Though James Van Der Beek and his wife, Kimberly, have five children together, the actor revealed that between happy pregnancies and healthy childbirths was a lot of heartbreak. In a moving Instagram post, he got candid about the couple’s experiences with several miscarriages.
Under a picture of him and Kimberley embracing their baby girl Gwendolyn, he wrote. “Wanted to say a thing or two about miscarriages... of which we’ve had three over the years (including right before this little beauty). First off - we need a new word for it. “Mis-carriage”, in an insidious way, suggests fault for the mother - as if she dropped something, or failed to “carry.”
He expressed his distaste for the “insidious” terminology, that he believes suggests “fault for the mother.” He wrote, “As if she dropped something, or failed to “carry.” From what I’ve learned, in all but the most obvious, extreme cases, it has nothing to do with anything the mother did or didn’t do. So let’s wipe all blame off the table before we even start.”
The Dawson’s Creek actor didn’t shy away from the very real and dark emotions that come with a lost pregnancy. “It will tear you open like nothing else. It’s painful and it’s heartbreaking on levels deeper than you may have ever experienced. So don’t judge your grief, or try to rationalize your way around it. Let it flow in the waves in which it comes, and allow it it’s rightful space,” he explained.
He also did his best to provide grieving moms and couples with a bit of hope. He continued, “Try to recognize the beauty in how you put yourself back together differently than you were before. Some changes we make proactively, some we make because the universe has smashed us, but either way, those changes can be gifts. Many couples become closer than ever before. Many parents realize a deeper desire for a child than ever before. And many, many, many couples go on to have happy, healthy, beautiful babies afterwards.”
He finished the heartfelt post by encouraging his followers to join the conversation. “I’ve heard some amazing metaphysical explanations for them, mostly centering around the idea that these little souls volunteer for this short journey for the benefit of the parents... but please share whatever may have given you peace or hope along the way,” he urged.

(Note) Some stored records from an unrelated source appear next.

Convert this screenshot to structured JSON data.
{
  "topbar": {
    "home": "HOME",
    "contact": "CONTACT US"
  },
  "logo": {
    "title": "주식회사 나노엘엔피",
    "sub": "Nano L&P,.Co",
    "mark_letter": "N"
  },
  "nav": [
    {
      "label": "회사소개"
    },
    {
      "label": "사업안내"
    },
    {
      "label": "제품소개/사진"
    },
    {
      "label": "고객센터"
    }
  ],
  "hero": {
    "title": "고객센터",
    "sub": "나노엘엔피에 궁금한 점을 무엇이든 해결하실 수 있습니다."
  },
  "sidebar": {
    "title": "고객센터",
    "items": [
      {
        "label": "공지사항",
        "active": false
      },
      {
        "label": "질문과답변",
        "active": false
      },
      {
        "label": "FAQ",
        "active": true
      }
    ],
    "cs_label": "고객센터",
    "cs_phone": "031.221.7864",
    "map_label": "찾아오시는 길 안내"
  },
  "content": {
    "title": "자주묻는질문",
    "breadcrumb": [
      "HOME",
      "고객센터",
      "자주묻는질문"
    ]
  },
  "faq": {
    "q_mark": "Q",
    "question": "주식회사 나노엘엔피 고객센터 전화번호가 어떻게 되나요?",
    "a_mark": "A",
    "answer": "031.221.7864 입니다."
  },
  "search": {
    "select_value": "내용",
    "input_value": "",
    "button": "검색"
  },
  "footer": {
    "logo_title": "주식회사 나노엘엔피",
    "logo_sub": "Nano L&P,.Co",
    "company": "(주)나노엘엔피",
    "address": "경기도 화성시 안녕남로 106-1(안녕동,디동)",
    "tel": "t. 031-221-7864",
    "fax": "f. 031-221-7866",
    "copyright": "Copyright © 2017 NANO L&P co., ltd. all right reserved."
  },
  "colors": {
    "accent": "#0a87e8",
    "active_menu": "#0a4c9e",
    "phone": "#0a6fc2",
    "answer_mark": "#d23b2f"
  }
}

What do you think about James’ desire to find a new word for “miscarriage”? Let us know in the comments.